Dataset records
^^^^
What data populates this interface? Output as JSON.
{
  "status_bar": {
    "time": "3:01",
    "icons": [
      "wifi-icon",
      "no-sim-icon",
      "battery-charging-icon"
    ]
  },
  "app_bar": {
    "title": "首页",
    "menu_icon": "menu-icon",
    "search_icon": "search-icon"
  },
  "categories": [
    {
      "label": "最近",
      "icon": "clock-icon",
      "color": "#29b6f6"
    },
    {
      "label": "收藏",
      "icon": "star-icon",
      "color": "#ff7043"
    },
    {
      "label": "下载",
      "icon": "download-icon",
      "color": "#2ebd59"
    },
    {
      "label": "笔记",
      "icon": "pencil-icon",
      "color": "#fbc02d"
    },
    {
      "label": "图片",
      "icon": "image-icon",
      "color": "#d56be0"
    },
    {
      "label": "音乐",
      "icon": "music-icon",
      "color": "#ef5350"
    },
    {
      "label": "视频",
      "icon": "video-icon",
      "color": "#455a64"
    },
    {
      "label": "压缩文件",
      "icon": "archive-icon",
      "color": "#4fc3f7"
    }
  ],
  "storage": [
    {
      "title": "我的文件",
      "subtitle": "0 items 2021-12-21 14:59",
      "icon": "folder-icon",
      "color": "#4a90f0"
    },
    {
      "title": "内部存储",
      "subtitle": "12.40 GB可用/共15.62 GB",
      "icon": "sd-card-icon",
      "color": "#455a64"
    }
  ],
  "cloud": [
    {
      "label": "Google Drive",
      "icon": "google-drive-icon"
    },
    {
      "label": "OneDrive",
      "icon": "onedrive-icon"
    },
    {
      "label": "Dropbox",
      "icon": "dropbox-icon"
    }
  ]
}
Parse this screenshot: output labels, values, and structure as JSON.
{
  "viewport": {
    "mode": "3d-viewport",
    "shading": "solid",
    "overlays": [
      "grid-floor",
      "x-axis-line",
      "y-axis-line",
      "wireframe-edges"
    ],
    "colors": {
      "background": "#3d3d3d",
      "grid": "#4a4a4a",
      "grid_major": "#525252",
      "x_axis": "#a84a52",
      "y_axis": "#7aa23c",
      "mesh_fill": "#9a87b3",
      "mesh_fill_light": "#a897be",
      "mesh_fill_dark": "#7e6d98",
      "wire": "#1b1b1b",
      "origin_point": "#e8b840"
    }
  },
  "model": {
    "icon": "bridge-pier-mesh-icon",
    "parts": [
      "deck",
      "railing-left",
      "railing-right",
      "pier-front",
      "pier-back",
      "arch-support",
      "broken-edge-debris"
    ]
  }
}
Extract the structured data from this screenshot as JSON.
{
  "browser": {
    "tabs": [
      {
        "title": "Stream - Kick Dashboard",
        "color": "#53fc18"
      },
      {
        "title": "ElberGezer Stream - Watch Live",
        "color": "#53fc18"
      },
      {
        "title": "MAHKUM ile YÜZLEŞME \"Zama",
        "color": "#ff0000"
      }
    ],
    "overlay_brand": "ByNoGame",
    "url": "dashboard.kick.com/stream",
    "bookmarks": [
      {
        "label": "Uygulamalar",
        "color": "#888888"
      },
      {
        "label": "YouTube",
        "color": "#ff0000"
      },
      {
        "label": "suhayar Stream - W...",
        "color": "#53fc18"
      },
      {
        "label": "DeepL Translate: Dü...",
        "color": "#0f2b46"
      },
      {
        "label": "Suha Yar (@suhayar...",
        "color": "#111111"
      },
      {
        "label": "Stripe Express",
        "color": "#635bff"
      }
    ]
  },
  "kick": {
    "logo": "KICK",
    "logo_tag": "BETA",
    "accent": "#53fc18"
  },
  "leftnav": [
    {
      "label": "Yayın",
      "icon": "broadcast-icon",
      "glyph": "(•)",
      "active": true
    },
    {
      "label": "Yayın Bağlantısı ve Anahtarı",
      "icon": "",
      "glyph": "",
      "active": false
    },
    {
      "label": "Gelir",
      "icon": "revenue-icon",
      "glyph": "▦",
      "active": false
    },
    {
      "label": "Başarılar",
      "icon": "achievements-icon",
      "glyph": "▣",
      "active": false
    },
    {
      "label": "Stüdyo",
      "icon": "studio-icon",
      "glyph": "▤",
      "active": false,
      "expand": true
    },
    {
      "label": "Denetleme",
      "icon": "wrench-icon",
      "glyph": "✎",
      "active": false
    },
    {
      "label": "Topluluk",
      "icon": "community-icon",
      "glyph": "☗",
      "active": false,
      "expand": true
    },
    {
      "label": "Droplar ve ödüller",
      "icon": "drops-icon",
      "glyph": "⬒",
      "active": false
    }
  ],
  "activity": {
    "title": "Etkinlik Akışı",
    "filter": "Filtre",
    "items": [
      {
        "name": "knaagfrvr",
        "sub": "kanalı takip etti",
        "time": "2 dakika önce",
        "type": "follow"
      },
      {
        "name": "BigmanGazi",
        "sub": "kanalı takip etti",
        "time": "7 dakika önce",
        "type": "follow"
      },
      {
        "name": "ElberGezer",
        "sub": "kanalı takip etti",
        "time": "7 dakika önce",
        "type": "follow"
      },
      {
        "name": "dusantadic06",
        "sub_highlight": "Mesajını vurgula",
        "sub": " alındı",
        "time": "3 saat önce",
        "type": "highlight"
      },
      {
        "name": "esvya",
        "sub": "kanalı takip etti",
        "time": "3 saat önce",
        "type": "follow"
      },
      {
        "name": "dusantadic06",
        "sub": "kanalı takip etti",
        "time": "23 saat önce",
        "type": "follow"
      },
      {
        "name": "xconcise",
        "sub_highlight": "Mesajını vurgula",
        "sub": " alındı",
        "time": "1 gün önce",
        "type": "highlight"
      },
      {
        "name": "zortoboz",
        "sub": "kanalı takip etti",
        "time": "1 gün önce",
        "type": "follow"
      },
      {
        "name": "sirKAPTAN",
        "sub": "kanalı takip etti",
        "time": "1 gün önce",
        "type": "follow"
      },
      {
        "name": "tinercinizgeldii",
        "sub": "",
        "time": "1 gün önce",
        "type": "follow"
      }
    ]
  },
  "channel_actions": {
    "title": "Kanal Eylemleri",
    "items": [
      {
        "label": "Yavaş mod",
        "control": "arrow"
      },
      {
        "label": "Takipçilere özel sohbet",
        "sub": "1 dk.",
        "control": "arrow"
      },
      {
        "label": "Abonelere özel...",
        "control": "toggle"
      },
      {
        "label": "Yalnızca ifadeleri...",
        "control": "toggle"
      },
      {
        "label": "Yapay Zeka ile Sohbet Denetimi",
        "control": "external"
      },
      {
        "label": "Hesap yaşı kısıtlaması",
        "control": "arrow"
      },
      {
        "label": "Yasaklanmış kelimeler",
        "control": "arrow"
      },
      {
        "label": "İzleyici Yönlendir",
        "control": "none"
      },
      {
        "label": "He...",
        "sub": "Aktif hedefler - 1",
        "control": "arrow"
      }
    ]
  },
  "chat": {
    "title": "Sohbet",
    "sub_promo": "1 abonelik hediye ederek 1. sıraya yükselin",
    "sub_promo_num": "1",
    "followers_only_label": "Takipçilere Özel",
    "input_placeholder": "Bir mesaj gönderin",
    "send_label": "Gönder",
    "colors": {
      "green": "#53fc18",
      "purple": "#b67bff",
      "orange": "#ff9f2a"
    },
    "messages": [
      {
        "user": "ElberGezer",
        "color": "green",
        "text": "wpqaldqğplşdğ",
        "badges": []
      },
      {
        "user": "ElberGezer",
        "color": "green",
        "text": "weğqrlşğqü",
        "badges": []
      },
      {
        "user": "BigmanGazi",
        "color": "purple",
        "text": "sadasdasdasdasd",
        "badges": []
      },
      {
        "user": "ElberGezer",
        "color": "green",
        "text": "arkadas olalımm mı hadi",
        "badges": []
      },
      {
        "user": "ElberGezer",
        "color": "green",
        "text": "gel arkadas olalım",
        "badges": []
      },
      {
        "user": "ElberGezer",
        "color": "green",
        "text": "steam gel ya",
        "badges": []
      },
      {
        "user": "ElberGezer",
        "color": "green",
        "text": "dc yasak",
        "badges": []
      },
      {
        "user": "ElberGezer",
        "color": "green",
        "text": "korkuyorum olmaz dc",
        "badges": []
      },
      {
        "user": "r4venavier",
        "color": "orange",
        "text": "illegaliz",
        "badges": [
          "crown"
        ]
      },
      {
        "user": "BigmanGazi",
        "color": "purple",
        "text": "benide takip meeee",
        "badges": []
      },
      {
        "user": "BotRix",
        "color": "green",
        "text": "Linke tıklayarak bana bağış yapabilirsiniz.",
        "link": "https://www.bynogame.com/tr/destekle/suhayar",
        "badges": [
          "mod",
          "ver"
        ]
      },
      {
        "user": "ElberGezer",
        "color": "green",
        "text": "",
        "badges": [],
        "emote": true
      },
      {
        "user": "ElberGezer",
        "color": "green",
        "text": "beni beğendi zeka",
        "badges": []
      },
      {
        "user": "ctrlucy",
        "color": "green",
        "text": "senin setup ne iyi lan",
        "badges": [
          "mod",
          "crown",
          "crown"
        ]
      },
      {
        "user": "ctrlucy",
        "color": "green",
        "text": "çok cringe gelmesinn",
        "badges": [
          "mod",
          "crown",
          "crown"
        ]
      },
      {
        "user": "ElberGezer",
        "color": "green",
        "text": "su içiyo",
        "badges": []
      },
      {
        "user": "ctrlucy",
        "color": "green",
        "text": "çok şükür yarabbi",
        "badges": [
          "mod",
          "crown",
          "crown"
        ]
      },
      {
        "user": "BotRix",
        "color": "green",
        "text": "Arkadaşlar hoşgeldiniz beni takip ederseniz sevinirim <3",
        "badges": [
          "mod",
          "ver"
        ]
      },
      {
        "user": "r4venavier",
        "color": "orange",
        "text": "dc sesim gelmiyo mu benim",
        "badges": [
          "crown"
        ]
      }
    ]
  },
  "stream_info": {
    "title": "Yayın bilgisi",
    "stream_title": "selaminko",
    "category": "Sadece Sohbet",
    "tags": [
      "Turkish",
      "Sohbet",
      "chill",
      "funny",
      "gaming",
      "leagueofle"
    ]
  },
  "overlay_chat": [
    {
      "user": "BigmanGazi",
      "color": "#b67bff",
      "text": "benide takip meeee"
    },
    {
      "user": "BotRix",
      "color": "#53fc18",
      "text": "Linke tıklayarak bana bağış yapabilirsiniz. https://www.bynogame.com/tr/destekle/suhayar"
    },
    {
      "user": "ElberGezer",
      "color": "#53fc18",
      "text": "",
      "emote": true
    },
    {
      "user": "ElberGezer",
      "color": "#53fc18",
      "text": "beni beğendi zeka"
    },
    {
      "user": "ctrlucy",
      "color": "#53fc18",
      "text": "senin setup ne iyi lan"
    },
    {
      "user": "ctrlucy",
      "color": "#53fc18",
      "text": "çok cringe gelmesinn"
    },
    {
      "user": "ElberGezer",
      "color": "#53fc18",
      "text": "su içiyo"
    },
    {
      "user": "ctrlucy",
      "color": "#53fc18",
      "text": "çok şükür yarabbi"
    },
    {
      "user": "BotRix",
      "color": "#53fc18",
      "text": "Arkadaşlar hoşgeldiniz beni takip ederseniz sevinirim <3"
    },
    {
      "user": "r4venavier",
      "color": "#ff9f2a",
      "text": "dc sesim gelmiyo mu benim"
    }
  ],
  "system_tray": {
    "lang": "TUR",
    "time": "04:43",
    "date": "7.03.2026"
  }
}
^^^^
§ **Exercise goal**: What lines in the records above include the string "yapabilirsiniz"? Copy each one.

§ **Answer box**:
        "text": "Linke tıklayarak bana bağış yapabilirsiniz.",
      "text": "Linke tıklayarak bana bağış yapabilirsiniz. https://www.bynogame.com/tr/destekle/suhayar"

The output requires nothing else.